== Segment start ==

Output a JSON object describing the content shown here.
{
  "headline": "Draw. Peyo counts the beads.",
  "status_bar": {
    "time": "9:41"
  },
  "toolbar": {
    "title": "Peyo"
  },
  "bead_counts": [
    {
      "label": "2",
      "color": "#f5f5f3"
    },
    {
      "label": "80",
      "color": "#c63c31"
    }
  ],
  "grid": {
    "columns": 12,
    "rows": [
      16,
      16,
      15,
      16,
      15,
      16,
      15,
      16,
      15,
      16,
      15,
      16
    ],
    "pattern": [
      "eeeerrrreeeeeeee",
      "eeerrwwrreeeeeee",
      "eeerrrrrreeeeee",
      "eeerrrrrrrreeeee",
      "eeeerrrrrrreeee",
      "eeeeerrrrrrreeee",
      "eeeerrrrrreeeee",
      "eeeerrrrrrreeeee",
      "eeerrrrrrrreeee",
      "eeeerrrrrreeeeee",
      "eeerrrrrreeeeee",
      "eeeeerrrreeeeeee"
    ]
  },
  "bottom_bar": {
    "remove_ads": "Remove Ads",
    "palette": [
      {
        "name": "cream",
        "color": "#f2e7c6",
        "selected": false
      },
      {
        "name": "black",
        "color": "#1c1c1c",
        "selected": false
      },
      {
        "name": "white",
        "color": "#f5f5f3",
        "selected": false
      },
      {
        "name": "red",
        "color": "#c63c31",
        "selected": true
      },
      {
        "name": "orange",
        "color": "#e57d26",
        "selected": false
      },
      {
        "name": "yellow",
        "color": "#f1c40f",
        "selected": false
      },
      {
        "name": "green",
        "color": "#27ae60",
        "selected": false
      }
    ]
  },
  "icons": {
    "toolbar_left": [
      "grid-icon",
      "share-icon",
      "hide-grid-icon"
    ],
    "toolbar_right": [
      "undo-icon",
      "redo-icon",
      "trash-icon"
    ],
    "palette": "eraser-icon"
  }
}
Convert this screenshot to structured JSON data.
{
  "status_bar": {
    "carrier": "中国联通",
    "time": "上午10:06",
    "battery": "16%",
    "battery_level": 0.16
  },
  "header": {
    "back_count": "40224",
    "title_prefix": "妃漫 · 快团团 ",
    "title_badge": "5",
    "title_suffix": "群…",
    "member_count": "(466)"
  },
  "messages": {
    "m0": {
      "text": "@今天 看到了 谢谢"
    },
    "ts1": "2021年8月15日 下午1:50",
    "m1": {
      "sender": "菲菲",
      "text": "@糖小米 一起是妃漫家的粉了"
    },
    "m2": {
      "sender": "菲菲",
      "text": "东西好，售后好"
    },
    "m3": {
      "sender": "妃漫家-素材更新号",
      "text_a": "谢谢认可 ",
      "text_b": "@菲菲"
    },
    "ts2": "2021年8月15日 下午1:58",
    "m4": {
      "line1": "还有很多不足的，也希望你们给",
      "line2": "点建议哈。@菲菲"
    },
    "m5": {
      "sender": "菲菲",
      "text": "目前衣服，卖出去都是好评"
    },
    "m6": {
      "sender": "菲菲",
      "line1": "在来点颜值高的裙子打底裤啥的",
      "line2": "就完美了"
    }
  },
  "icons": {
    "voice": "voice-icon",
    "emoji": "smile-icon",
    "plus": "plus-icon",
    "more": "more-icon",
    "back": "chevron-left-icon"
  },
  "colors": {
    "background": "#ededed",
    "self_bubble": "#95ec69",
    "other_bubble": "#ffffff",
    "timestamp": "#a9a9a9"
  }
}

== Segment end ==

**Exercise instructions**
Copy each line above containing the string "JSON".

**Solution to this exercise**
Output a JSON object describing the content shown here.
Convert this screenshot to structured JSON data.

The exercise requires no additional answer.